Similar organizations have been working to improve health care sustainability in Europe, and the Global Green and Healthy Hospitals Network was launched in 2012 to create an international community of institutions similar to HHI.
Concern for the environment hasn’t exactly been a top priority for health care — health and safety of patients and staff have understandably come first. The result has been long-standing inefficiency and waste. Relatively simple changes to recycling, energy use and waste management can make a big difference, however. “There’s a lot of low-hanging fruit out there when we start engaging with the hospitals,” says Laura Wenger, executive director of Practice Greenhealth, a membership and networking organization that runs the annual conference CleanMed and provides practical tools and resources to help institutions interested in health care sustainability.
A vivid example is the operating room. To ensure ORs are available when needed, hospitals often ventilate and heat or cool them around the clock, even when not in use. Energy-intense lights bathe the rooms during operations. Surgical instruments are sterilized with harsh chemicals or with energy-sucking steam. Hazardous and biological wastes from ORs require special processing. Anesthetic gases, if allowed to escape into the atmosphere, contribute greenhouse gas emissions. And ORs use prolific amounts of supplies — one study estimated that more than half of an OR’s costs were devoted to supplies — which often arrive from vendors double- or triple-wrapped in packaging. Even though they occupy just a small portion of the square footage of a typical hospital, ORs generate up to 30 percent of its waste, Wenger says.

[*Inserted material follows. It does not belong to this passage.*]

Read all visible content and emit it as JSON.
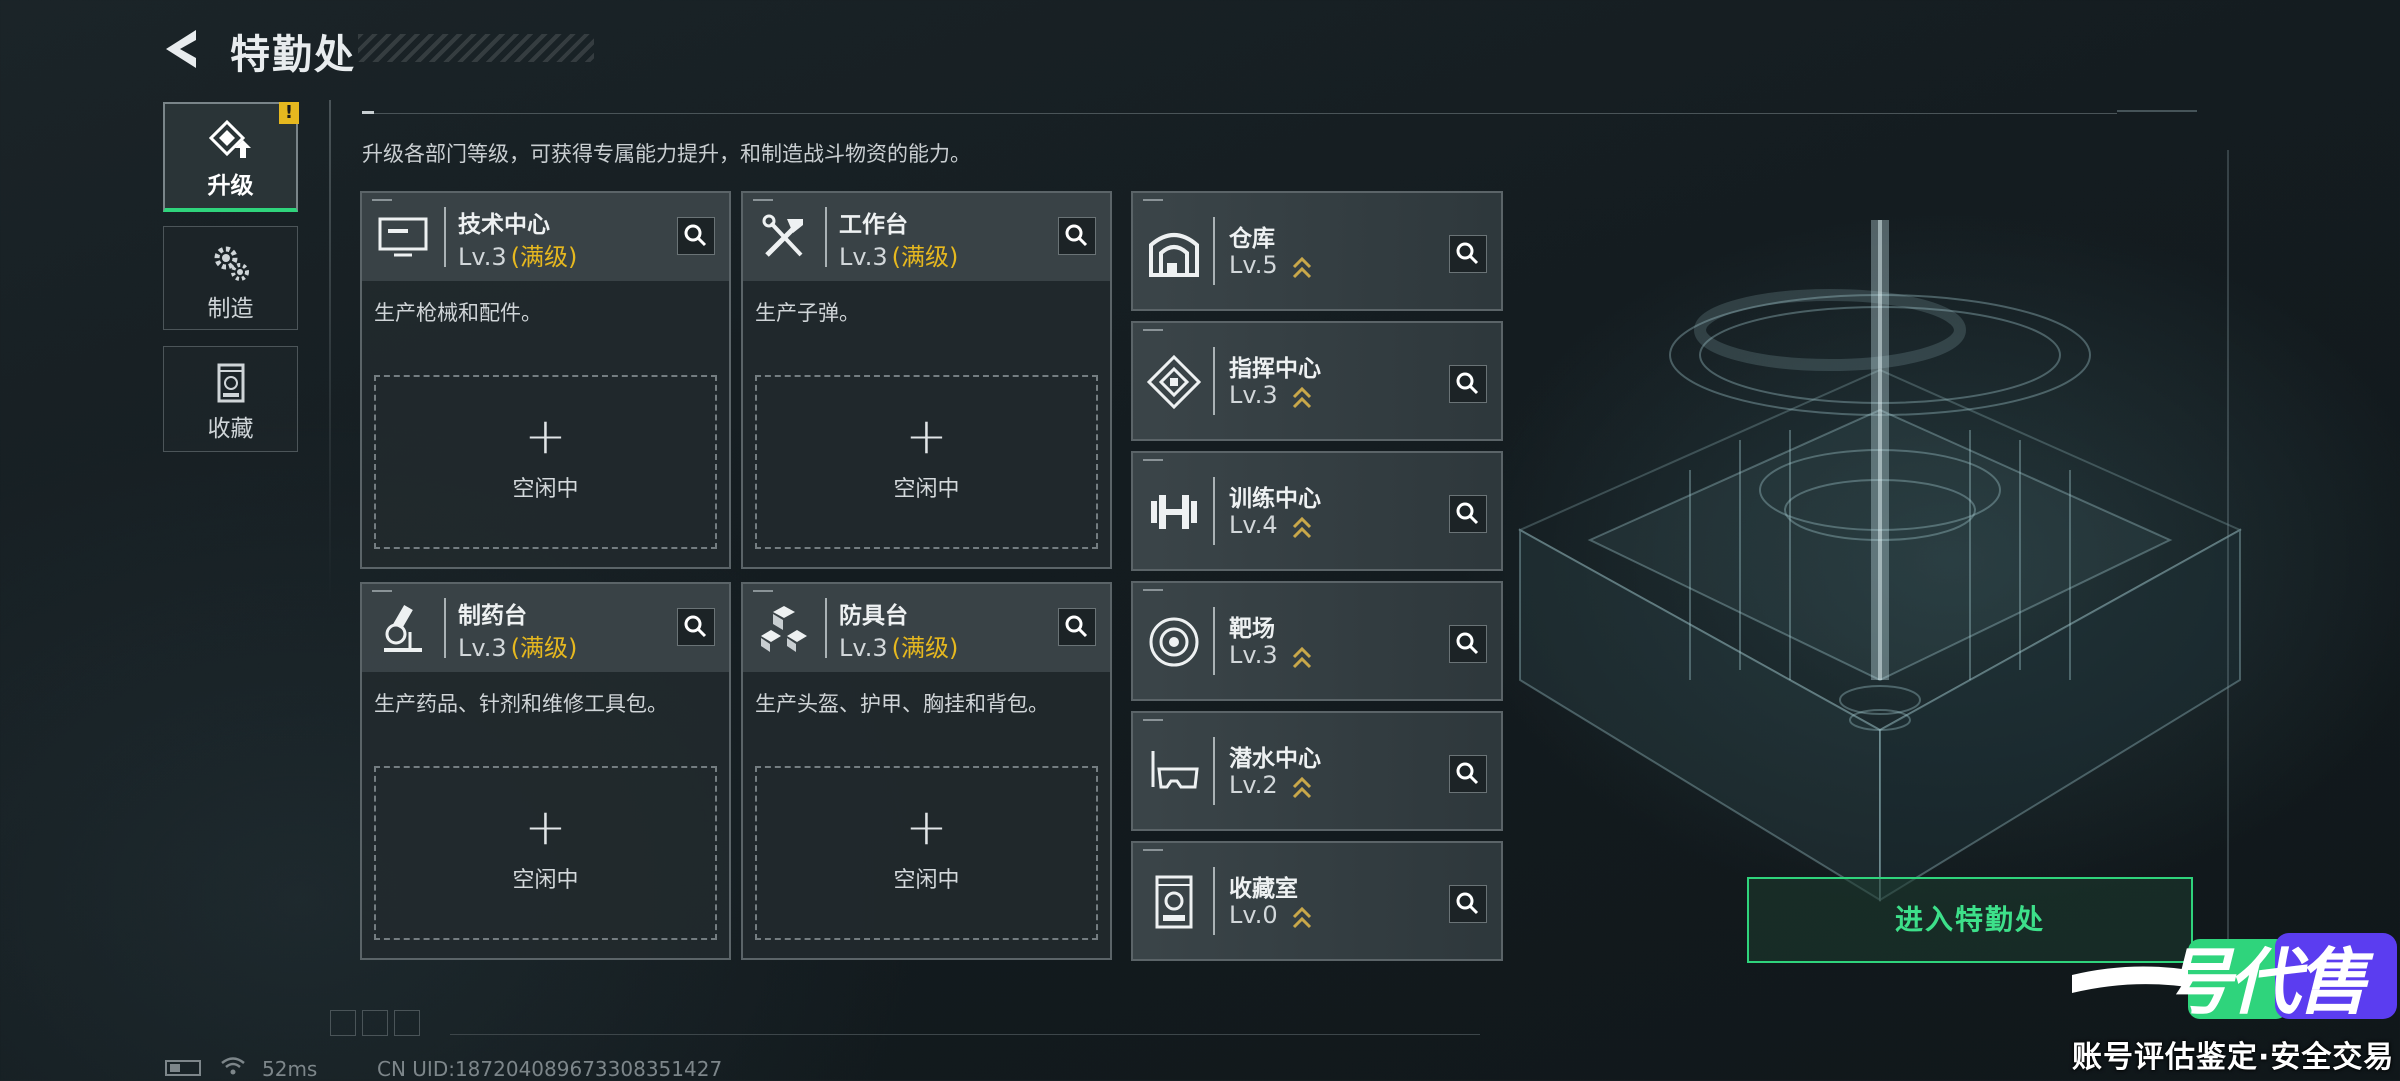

Hospitals making the most dramatic changes in their environmental footprint are saving money doing it.But health care organizations have found they can reconfigure operating rooms without compromising patient or staff safety. Changes include using energy-efficient LED lights, recycling packaging, capturing anesthetic gases, reprocessing and reusing supplies such as cardiac catheters and surgical instruments that otherwise would be discarded, and installing more efficient systems for sterilization, temperature control and ventilation.
A report by the Commonwealth Fund released last November showed that hospitals making the most dramatic changes in their environmental footprint are saving money doing it. Susan Kaplan, lead author of the report, says that while there’s a widespread assumption that sustainability measures are costly, “we found that every one of the activities we studied saved money.”